She Liked: Cat-Girl Combo

If you have picked up on anything from my section of this blog, I love animals. If there is something cute and fuzzy on my tv screen, I am happy! What I loved about Noragami is that our female heroine gets “caught” between the living world and dead world thus giving her a special “parting gift”. She sprouts a tail similar to that of a cat. AWESOME!!! Yes, it is actually a “cord” that links her to both worlds, but who wouldn’t want a cat tail?! And, what is even cooler is that she gets badass abilities that go along with her new appendage. She is able to make crazy jumps onto tall buildings, fight like a boss, and see all of the gods and undead creatures. Sure, she ends up leaving her human body like everywhere when she uses her sweet cat tail form, but it always gets put into a safe space.


We Disliked: Why Not Raise Your Price?

Yato works for 5¥ at a time (about 5¢) and is attempting to save enough money to erect a shrine to himself. He always seems to do a good job when hired to do work worth well above the 5¥ fee he charges. If he has adapted to the modern world in so many other manners, why not charge more for his services? We understand that this aspect of Yato’s character is played for laughs… but it creates a lot of headaches that could easily be solved if Yato had more than a bottle full of change to work with.


He Disliked: Teen Angst

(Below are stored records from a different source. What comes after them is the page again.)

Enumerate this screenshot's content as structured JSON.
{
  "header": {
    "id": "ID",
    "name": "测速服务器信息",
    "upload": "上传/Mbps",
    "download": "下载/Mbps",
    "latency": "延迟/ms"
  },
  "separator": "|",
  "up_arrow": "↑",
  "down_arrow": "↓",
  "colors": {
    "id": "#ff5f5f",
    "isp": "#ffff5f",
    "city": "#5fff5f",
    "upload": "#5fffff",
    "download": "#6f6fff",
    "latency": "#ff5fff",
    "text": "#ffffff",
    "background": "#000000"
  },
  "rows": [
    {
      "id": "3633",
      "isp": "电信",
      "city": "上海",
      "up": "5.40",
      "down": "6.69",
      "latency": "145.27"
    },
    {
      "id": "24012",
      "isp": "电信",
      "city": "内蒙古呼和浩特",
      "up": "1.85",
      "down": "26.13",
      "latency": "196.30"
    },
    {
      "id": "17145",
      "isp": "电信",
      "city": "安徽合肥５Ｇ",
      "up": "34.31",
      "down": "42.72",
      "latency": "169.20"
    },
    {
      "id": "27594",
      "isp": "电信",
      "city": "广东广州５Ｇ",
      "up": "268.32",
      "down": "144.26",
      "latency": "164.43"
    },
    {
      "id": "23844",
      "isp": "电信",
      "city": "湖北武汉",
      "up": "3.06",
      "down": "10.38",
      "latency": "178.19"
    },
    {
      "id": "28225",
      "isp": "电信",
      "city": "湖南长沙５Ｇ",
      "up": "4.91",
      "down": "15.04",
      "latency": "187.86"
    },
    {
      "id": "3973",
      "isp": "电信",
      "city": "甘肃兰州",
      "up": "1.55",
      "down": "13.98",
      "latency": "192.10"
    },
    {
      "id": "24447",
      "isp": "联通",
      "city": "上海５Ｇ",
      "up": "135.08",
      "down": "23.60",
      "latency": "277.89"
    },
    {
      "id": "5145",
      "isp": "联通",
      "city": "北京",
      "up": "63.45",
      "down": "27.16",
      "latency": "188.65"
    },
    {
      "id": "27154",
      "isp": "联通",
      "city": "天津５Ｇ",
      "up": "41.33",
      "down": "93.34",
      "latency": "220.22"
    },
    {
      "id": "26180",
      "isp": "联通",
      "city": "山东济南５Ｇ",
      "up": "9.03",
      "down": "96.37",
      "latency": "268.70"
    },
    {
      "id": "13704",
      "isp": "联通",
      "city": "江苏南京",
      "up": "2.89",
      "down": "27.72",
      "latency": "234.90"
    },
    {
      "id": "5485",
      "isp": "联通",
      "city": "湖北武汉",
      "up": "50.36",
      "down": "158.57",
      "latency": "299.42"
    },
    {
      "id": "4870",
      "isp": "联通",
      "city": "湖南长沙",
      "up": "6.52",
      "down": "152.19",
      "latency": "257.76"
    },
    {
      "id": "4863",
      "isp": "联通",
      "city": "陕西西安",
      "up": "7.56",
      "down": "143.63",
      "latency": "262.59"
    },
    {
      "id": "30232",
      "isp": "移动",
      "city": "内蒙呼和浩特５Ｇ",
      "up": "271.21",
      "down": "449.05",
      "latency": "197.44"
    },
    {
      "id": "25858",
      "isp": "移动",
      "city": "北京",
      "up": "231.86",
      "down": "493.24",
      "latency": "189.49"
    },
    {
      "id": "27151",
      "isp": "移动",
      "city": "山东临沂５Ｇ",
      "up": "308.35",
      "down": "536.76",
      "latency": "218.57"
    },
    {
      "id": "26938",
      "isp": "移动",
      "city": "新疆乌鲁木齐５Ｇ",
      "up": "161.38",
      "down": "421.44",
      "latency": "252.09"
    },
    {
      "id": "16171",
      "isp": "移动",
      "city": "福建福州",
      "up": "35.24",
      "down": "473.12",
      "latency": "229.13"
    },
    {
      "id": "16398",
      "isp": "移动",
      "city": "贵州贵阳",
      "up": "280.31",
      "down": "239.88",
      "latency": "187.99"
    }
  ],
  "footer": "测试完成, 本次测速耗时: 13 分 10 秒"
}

Noragami is squarely aimed at appealing to Japanese teenagers, and as such has teenage characters. This leads Noragami to include an aspect of teen-focused shows that I just don’t find compelling anymore: teen angst. While I understand that I am not the target demographic, I find character arcs with overwrought ‘tortured’ inner monologue to be eye-rolling at best and headache inducing at worst. In Noragami, Yukine is the spirit of a dead boy and has been bonded to Yato as his master. The downside of having this new lease on un-life is that Yukine has to be well-behaved and good-intentioned… otherwise he will ‘sting’ and weaken his god and *SPOILERS* possibly be turned into a evil phantom. Yukine’s ‘troubled’ sub-plot bubbles beneath the surface and becomes the protracted second-to-last arc of this season… and I hated all of it. While Yukine never reaches the levels indecisive introspective uselessness that Shinji displays in Neon Genesis Evangelion (one of the worst offenders of this trope in my memory)... it was annoying nonetheless.


She Disliked: Her Bitchy Friends

Her friends are awful. Every time they came into the frame, I cringed. They are super judgemental and just treat her horribly. It’s really no wonder why she likes to hang out with friends that no one else can see. Her “visible friends” tear her down at every step, but her otherworldly group lift her up and empower her to be the strong female heroine that she is. Girl, dump those bitches.


Because this is not an official Ani-TAY review, we have eschewed the normal review card.


My wife and I fully endorse Noragami. It has equal elements of suspense, action, and light romance… and it blends them together artfully. While the series does have a dark undertone, it lightens the mood with appropriately placed and timed humor. The entire season is beautifully animated, the plot advances at a healthy pace, and there is even a satisfying climax and conclusion. The only concerns are a few moments of tactfully covered nudity and quick fanservice-y panty shots… but none are too egregious to warrant us giving Noragami a ‘Proceed With Caution’ rating. If you’re looking for a well-rounded show to share with your significant other that’s bound to please both male and female viewership, look no farther than Noragami.

Noragami can be watched on Hulu and Funimation streaming service. Noragami is based on a manga series by Adachitoka that began serialization in Kodansha’s Monthly Shōnen Magazine. The series was adapted to anime by Bones and is licensed for regional release in North America by Funimation Entertainment.

Interested in watching anime with your significant other? My wife and I have written a guide based off our experience watching anime together that offers some tips.


Note: With the return of American broadcast televisions fall line-up, my wife and I have been watching anime together less frequently. Expect fewer ‘Watched with my Wife’ articles for some time.